LIVES OF THE ARCHITECTS

serveimage“Architecture is the picture frame and not the picture” is a memorable quote attributed to the mid-century California modernist, William Wurster. Wurster, a notable teacher as well as an architect, was reminding his students that architecture is always a setting, not the main event. I thought of Wurster’s observation recently when I was writing an essay for Architect on the challenges of architectural biography. Why are there so few first-rate biographies of architects, I asked? Or, to put it another way, why don’t first-rate biographers such as David McCullough, Edmund Morris, and Walter Isaacson, take the life of an architect as their subject? Is it that there are simply too few readers who are interested in what architects actually do? People are fascinated by cars, for example, but they are not that interested in how—and by whom—they are designed.
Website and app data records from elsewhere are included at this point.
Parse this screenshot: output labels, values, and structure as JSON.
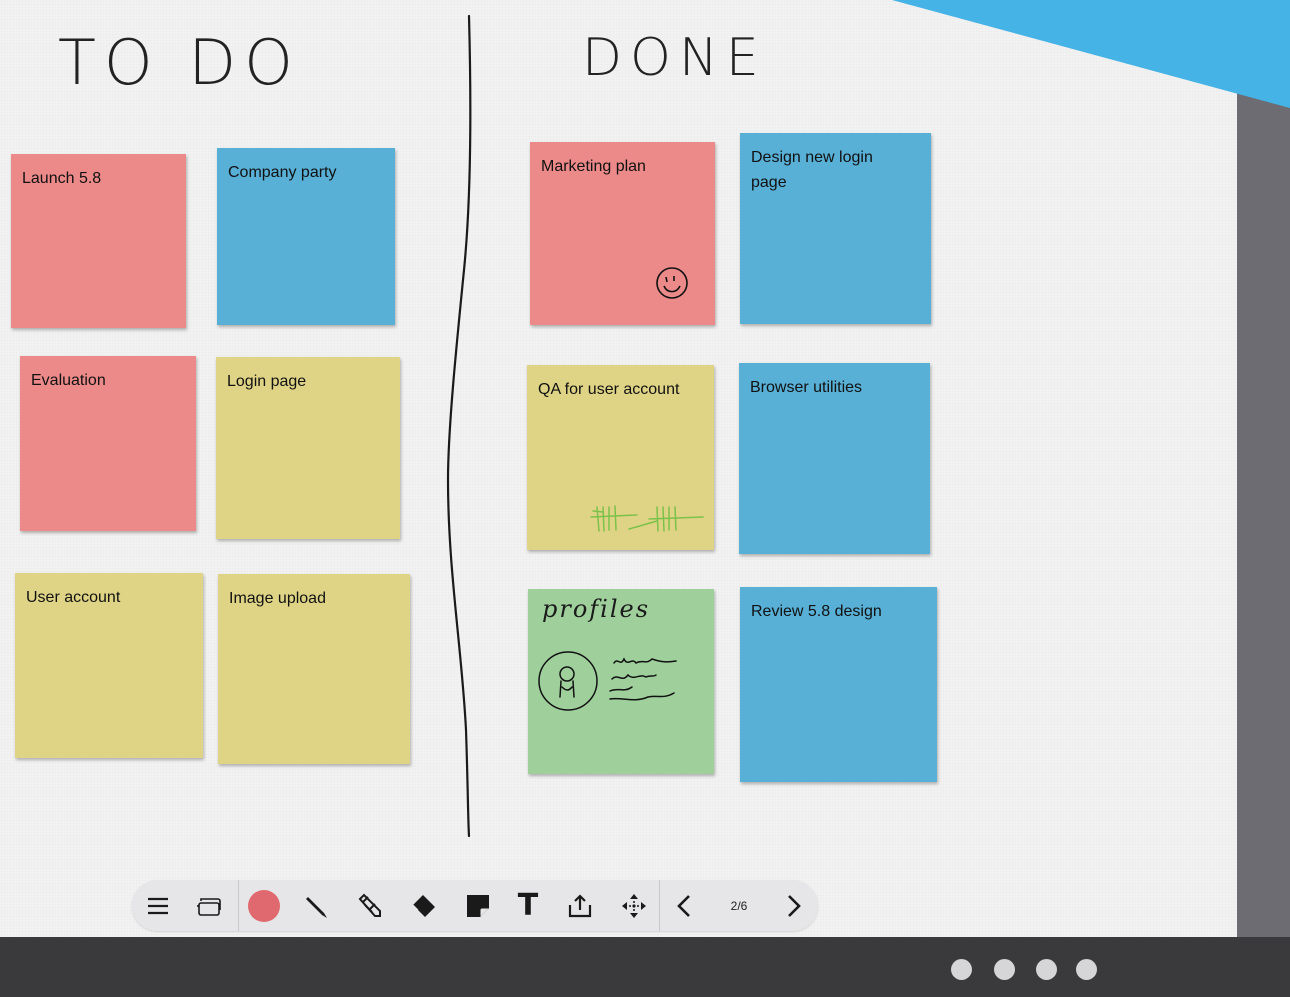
{
  "board": {
    "headings": {
      "todo": "TO DO",
      "done": "DONE"
    },
    "todo_notes": [
      {
        "label": "Launch 5.8",
        "color": "red"
      },
      {
        "label": "Company party",
        "color": "blue"
      },
      {
        "label": "Evaluation",
        "color": "red"
      },
      {
        "label": "Login page",
        "color": "yellow"
      },
      {
        "label": "User account",
        "color": "yellow"
      },
      {
        "label": "Image upload",
        "color": "yellow"
      }
    ],
    "done_notes": [
      {
        "label": "Marketing plan",
        "color": "red",
        "doodle": "smiley"
      },
      {
        "label": "Design new login page",
        "color": "blue"
      },
      {
        "label": "QA for user account",
        "color": "yellow",
        "doodle": "tally-marks"
      },
      {
        "label": "Browser utilities",
        "color": "blue"
      },
      {
        "label": "profiles",
        "color": "green",
        "doodle": "profile-sketch",
        "handwritten": true
      },
      {
        "label": "Review 5.8 design",
        "color": "blue"
      }
    ],
    "colors": {
      "red": "#ec8a8a",
      "blue": "#58b0d6",
      "yellow": "#dfd486",
      "green": "#9fd09c",
      "accent_banner": "#45b3e6",
      "tally_ink": "#7cc24a"
    }
  },
  "toolbar": {
    "tools": [
      "menu-icon",
      "pages-icon",
      "color-picker",
      "pen-icon",
      "marker-icon",
      "eraser-icon",
      "sticky-note-icon",
      "text-icon",
      "share-icon",
      "move-icon",
      "previous-page-icon",
      "next-page-icon"
    ],
    "current_color": "#e0696f",
    "text_tool_label": "T",
    "page_indicator": "2/6"
  },
  "pager": {
    "dot_count": 4
  }
}
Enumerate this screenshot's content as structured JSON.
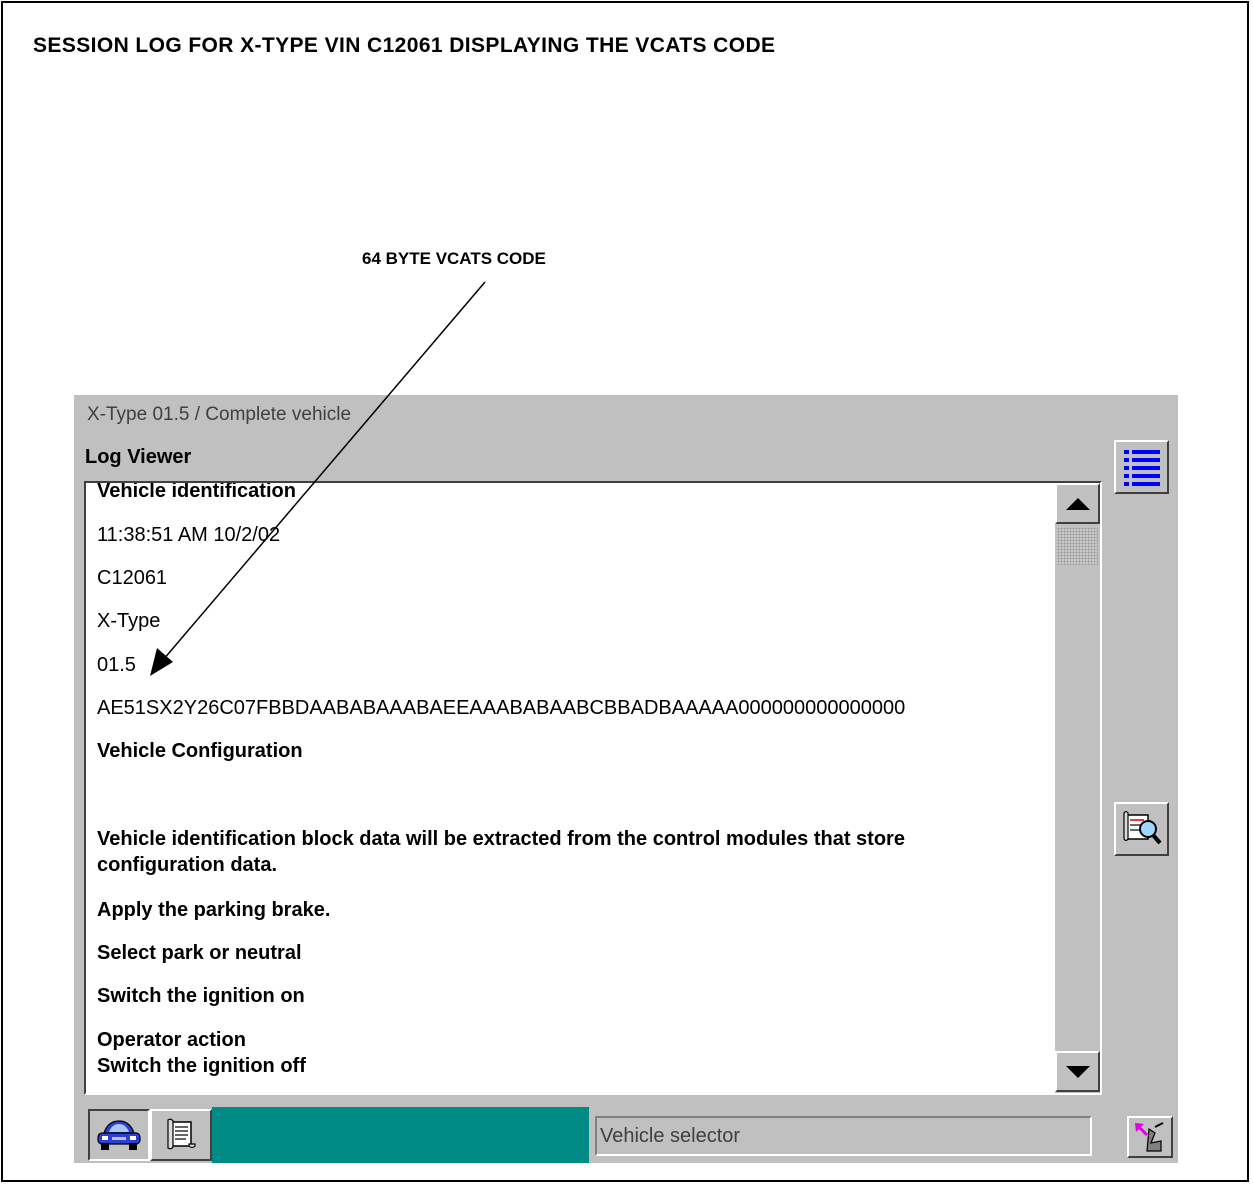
{
  "document": {
    "title": "SESSION LOG FOR X-TYPE VIN C12061 DISPLAYING THE VCATS CODE",
    "callout_label": "64 BYTE VCATS CODE"
  },
  "app": {
    "breadcrumb": "X-Type 01.5 / Complete vehicle",
    "panel_title": "Log Viewer",
    "log_lines": [
      "Vehicle identification",
      "11:38:51 AM 10/2/02",
      "C12061",
      "X-Type",
      "01.5",
      "AE51SX2Y26C07FBBDAABABAAABAEEAAABABAABCBBADBAAAAA000000000000000",
      "Vehicle Configuration",
      "Vehicle identification block data will be extracted from the control modules that store configuration data.",
      "Apply the parking brake.",
      "Select park or neutral",
      "Switch the ignition on",
      "Operator action",
      "Switch the ignition off"
    ],
    "status_field": "Vehicle selector",
    "icons": {
      "list": "list-icon",
      "log_search": "log-search-icon",
      "vehicle": "car-icon",
      "scroll": "scroll-icon",
      "corner": "tool-icon"
    },
    "colors": {
      "panel": "#c0c0c0",
      "taskbar_teal": "#008b87",
      "list_icon_blue": "#0000ff"
    }
  }
}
You can count recognizable car designers on one hand: Ferdinand Porsche (Volkswagen Beetle), Alec Issigonis (Mini), Raymond Loewy (Studebaker Commander), Harley Earl (1953 Corvette), Pinninfarina (Giulietta Spider). Similarly, people recognize iconic buildings (the White House, the Empire State, San Francisoco City Hall) without necessarily knowing—or caring—who built or designed them. Or, as a friend suggested, perhaps architects are just not that important in the overall scheme of things. After all, what would you rather read about, the person who made the picture frame, or the one who painted the picture?

ARCHITECTURE AHOY

New Celebrity Solstice Launched On Maiden VoyageArchitects such as Norman Foster, Frank Gehry, and Zaha Hadid have been commissioned to design luxury yachts, but it is cruise ships that beg for an architect’s touch. In fact, these maritime behemoths already resemble buildings—very big buildings. Granted their designs are generally banal, but it is easy to imagine them styled by high-fashion architects. This would solve another pressing problem. Every city seems to want an iconic building designed by a starchitect. Now they could lease a floating icon instead of saddling themselves with a potential permanent eyesore. One can imagine the waterfront of Dubai, or London, or Chicago, as a maritime parking lot with the latest architectural glams. After several years, when the shine begins to fade—literally as well as figuratively—the icon ships could sail off to a lesser urb,  Glasgow, or Riga, or Lagos; even an impoverished city could afford a Nouvel or a Piano for a month or two. Since the current architectural icons are largely placeless, they are perfectly suited to such a nomadic existence. At home everywhere—and nowhere.